  3. A major snowstorm for the Front Range region the day after Christmas is unlikely, but there will probably be a couple minor snowfalls beginning the 26th.

Now through Christmas

A weak Pacific storm moving through the central Rockies on Christmas Eve will have little impact on the weather of the eastern foothills and plains. In fact Christmas Eve may be the milder of the next 7 days for the Front Range region. For the West Slope, areas of light snow are likely on Christmas Eve, with some moderate amounts of 6-10 inches at the high passes. Drier weather is expected on Christmas in the mountains.

After Christmas

A large but not particularly strong storm system is expected to move south of Colorado on the 26th. It is forecast to have a north-south orientation which results mainly southerly winds at first and then switching mainly to northerly. The result is very little easterly “upslope” flow that is more conducive to snow.  So right now the expectation is for minor snowfall and colder temperatures for the Front Range region on Wednesday or Wednesday night.

 

Farther east on the high plains (around the Nebraska and northwest Kansas border) a period of heavier snow and wind is more likely late Wednesday or Wednesday night which could make travel difficult. There may even be some rain or sleet at the start.

 

Another cold front and round of widespread clouds and snow appears to be on the way for the late Thursday through early Saturday period.

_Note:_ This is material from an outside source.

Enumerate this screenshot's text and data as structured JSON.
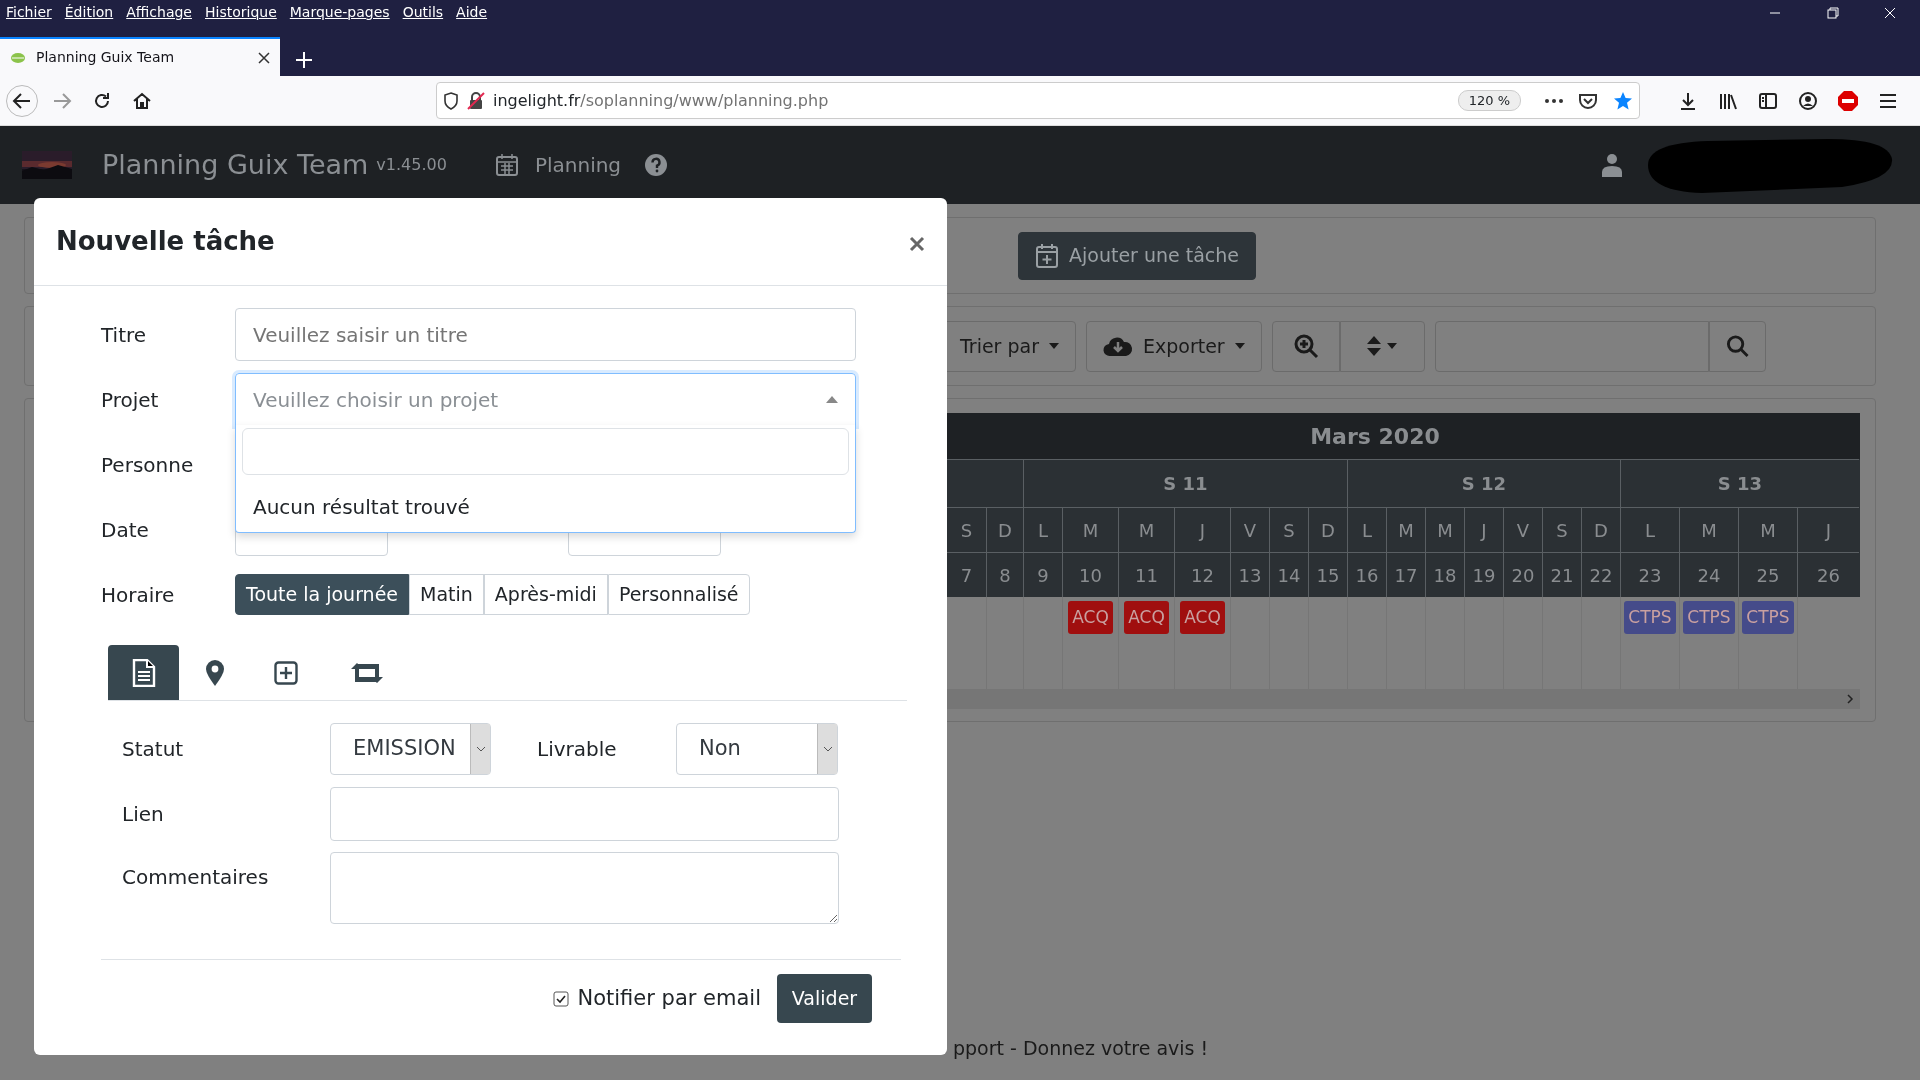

Winter Solstice today, winter weather next week

6 AM MST, Friday, December 21, 2018

The winter solstice occurs today at 3:23 PM MST, but it won’t feel a lot like winter. Today should feature above-average temperatures with some gusty chinook wind at times.

Christmas weekend

Some minor snowfall is expected for the mountains tonight into early Saturday. For the eastern foothills and plains some clouds and localized light snow might occur Saturday morning. Most areas will probably stay dry, and where it does snow it would be minor. Cooler temperatures, more typical of this time of year, are expected Saturday and Sunday.

Other than that small chance for light snow or flurries Saturday morning, dry weather is likely through Christmas morning for the eastern foothills and plains, along with slightly milder temperatures by Christmas Eve. There may be some minor snowfall again in the mountains and high passes on Christmas Eve. The next storm system that may bring widespread snow across the region is due late on Christmas Day or overnight.

Wintry weather pattern by Wednesday

A switch to colder than average weather is likely to begin late Tuesday (Christmas Day) or early Wednesday and last until the next weekend. It look like clouds and snow may usher in that cold period by Wednesday morning (possibly as early as Tuesday afternoon). The magnitude and timing of the snow will need to be updated as we get closer. For now, be prepared for some wintry travel after Christmas, but generally good travel weather in the local region before Christmas.

Brief cool snap, the mild again; Geminid meteor shower Thursday night

6 AM MST, Wednesday, December 12, 2018

The weather

A cold front later today will bring in a day of cooler weather before mild weather returns on Friday. Some light snow amounts are likely in the mountains this evening, but for the eastern foothills and plains little or no snow is expected. Other than the brief cool down to near average temperatures tonight and Thursday, the next week is likely to see mainly dry weather with above average temperatures throughout the region. Gusty winds are likely to develop today ahead of and following the front.

 

Geminid meteor shower

The Geminids, on the night of December 13-14th, are one of the two best meteor showers of the year (the other being the Perseids in mid August). This year the half-moon will set before midnight, so the best time to watch is between midnight and daybreak. The chance for clear skies is good, but we always have to watch for the development of high level ice crystal clouds along and just downwind of the high mountains.